[INPUT RECORDS]

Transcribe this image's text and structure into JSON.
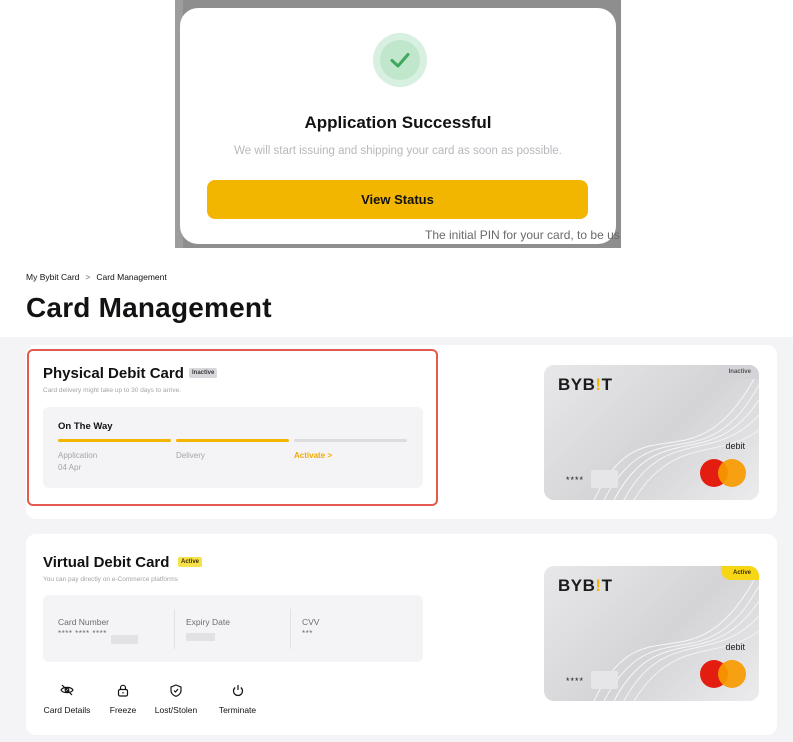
{
  "modal": {
    "title": "Application Successful",
    "subtitle": "We will start issuing and shipping your card as soon as possible.",
    "button_label": "View Status",
    "background_text": "The initial PIN for your card, to be us"
  },
  "breadcrumb": {
    "parent": "My Bybit Card",
    "separator": ">",
    "current": "Card Management"
  },
  "page_title": "Card Management",
  "physical_card": {
    "title": "Physical Debit Card",
    "status": "Inactive",
    "subtitle": "Card delivery might take up to 30 days to arrive.",
    "stage": "On The Way",
    "steps": [
      {
        "label": "Application",
        "date": "04 Apr",
        "done": true
      },
      {
        "label": "Delivery",
        "done": true
      },
      {
        "label": "Activate >",
        "done": false
      }
    ],
    "card_image": {
      "brand": "BYB",
      "brand_accent": "!",
      "brand_end": "T",
      "tag": "Inactive",
      "type": "debit",
      "number_prefix": "****"
    }
  },
  "virtual_card": {
    "title": "Virtual Debit Card",
    "status": "Active",
    "subtitle": "You can pay directly on e-Commerce platforms",
    "details": {
      "card_number_label": "Card Number",
      "card_number_value": "**** **** ****",
      "expiry_label": "Expiry Date",
      "cvv_label": "CVV",
      "cvv_value": "***"
    },
    "actions": [
      {
        "label": "Card Details",
        "icon": "eye-off-icon"
      },
      {
        "label": "Freeze",
        "icon": "lock-icon"
      },
      {
        "label": "Lost/Stolen",
        "icon": "shield-icon"
      },
      {
        "label": "Terminate",
        "icon": "power-icon"
      }
    ],
    "card_image": {
      "brand": "BYB",
      "brand_accent": "!",
      "brand_end": "T",
      "tag": "Active",
      "type": "debit",
      "number_prefix": "****"
    }
  },
  "colors": {
    "accent": "#f2b500",
    "success": "#3ea85c",
    "highlight_border": "#e35a4f"
  }
}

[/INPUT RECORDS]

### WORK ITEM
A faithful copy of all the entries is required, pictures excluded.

### EXERCISE ANSWER
Transcribe this image's text and structure into JSON.
{
  "modal": {
    "title": "Application Successful",
    "subtitle": "We will start issuing and shipping your card as soon as possible.",
    "button_label": "View Status",
    "background_text": "The initial PIN for your card, to be us"
  },
  "breadcrumb": {
    "parent": "My Bybit Card",
    "separator": ">",
    "current": "Card Management"
  },
  "page_title": "Card Management",
  "physical_card": {
    "title": "Physical Debit Card",
    "status": "Inactive",
    "subtitle": "Card delivery might take up to 30 days to arrive.",
    "stage": "On The Way",
    "steps": [
      {
        "label": "Application",
        "date": "04 Apr",
        "done": true
      },
      {
        "label": "Delivery",
        "done": true
      },
      {
        "label": "Activate >",
        "done": false
      }
    ],
    "card_image": {
      "brand": "BYB",
      "brand_accent": "!",
      "brand_end": "T",
      "tag": "Inactive",
      "type": "debit",
      "number_prefix": "****"
    }
  },
  "virtual_card": {
    "title": "Virtual Debit Card",
    "status": "Active",
    "subtitle": "You can pay directly on e-Commerce platforms",
    "details": {
      "card_number_label": "Card Number",
      "card_number_value": "**** **** ****",
      "expiry_label": "Expiry Date",
      "cvv_label": "CVV",
      "cvv_value": "***"
    },
    "actions": [
      {
        "label": "Card Details",
        "icon": "eye-off-icon"
      },
      {
        "label": "Freeze",
        "icon": "lock-icon"
      },
      {
        "label": "Lost/Stolen",
        "icon": "shield-icon"
      },
      {
        "label": "Terminate",
        "icon": "power-icon"
      }
    ],
    "card_image": {
      "brand": "BYB",
      "brand_accent": "!",
      "brand_end": "T",
      "tag": "Active",
      "type": "debit",
      "number_prefix": "****"
    }
  },
  "colors": {
    "accent": "#f2b500",
    "success": "#3ea85c",
    "highlight_border": "#e35a4f"
  }
}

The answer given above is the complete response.